WESCOAL Holdings, the Johannesburg-listed coal producer, said it had joined a consortium led by private equity firm, Ata Resources, to buy Universal Coal.
Universal Coal is listed in Sydney but operates in South Africa’s Mpumalanga province. It currently produces just over five million tonnes/year (Mt/y) from two collieries: the 2.4Mt/y Kangala colliery and New Clydesdale Colliery (NCC) which is forecast for output of 2.7Mt/y in the 2019 financial year.
For its part, Wescoal Holdings has been aggressively expanding its horizons. It doubled coal production for the second successive year in 2018 owing to the firm’s acquisition of Keaton Energy in 2017, and has previously said it wants to add more production, especially export material. The firm’s annualised production was now just shy of its strategic eight million tonnes a year run-of-mine (ROM) target.
“Wescoal is in advanced negotiations with Ata Resources to join the consortium, by way of an equity contribution to BidCo, and has concluded a memorandum of understanding with Ata Resources,” the company said in an announcement on the Johannesburg Stock Exchange News Service today.
“Wescoal’s participation in BidCo will require various approvals, including, but not limited to, shareholder approval,” it added.
On September 19, Universal Coal disclosed a non-binding takeover offer of 35 Australian cents per share had been submitted by Ata Resources. If the offer succeeded, Universal Coal would be delisted from the Sydney Stock Exchange. Universal Coal is currently trading at 32 Australian cents/share after gaining 7% today.
Wescoal said today Ata Resources had delivered a binding conditional commitment. The making of a binding offer remained “… subject to the negotiation and execution of a transaction implementation agreement between the consortium and Universal Coal”. Ata Resources is a joint venture between Ata Capital and Acrux Resources with a focus on private equity and alternative mining finance, had previously .
Quite whether the consortium will be successful in its offer remains to be seen. Bids for Universal Coal have been lodged before, and failed. Instructively, Universal Coal delivered an upbeat assessment of its short-term prospects on October 10 in which it said it would lift pre-tax earnings 29% to A$93m for the 2019 financial year and boost production 28% to just over six million tonnes a year.
Universal pointed towards its organic growth prospects, including Brakfontein which it said could produce a further 1.2Mt/y of coal.
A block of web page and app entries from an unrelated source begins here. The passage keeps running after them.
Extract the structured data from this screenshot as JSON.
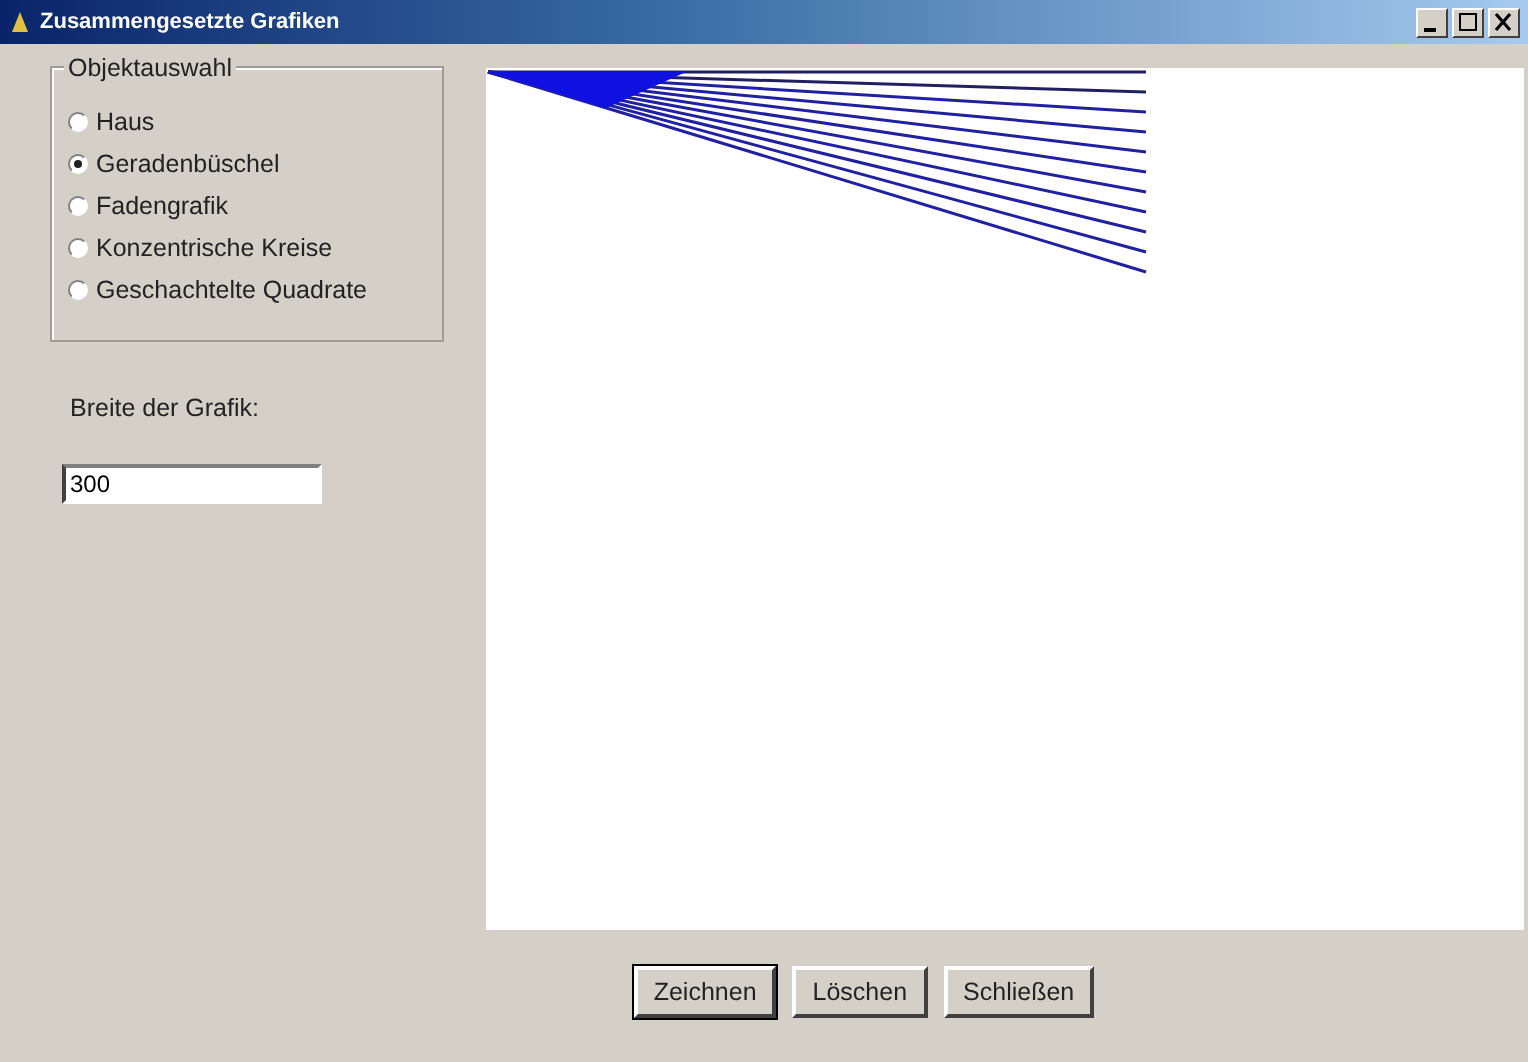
{
  "window": {
    "title": "Zusammengesetzte Grafiken"
  },
  "object_group": {
    "title": "Objektauswahl",
    "options": [
      {
        "label": "Haus",
        "selected": false
      },
      {
        "label": "Geradenbüschel",
        "selected": true
      },
      {
        "label": "Fadengrafik",
        "selected": false
      },
      {
        "label": "Konzentrische Kreise",
        "selected": false
      },
      {
        "label": "Geschachtelte Quadrate",
        "selected": false
      }
    ]
  },
  "width_label": "Breite der Grafik:",
  "width_field": {
    "value": "300"
  },
  "buttons": [
    {
      "label": "Zeichnen",
      "default": true
    },
    {
      "label": "Löschen",
      "default": false
    },
    {
      "label": "Schließen",
      "default": false
    }
  ]
}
“The current forecast does not include any production from the Brakfontein/Ubuntu project, as Universal is still in the process of finalising feasible offtake agreements and production options, and due to the uncertainty of timing on this matter, the project has been excluded from current guidance,” it said in its announcement.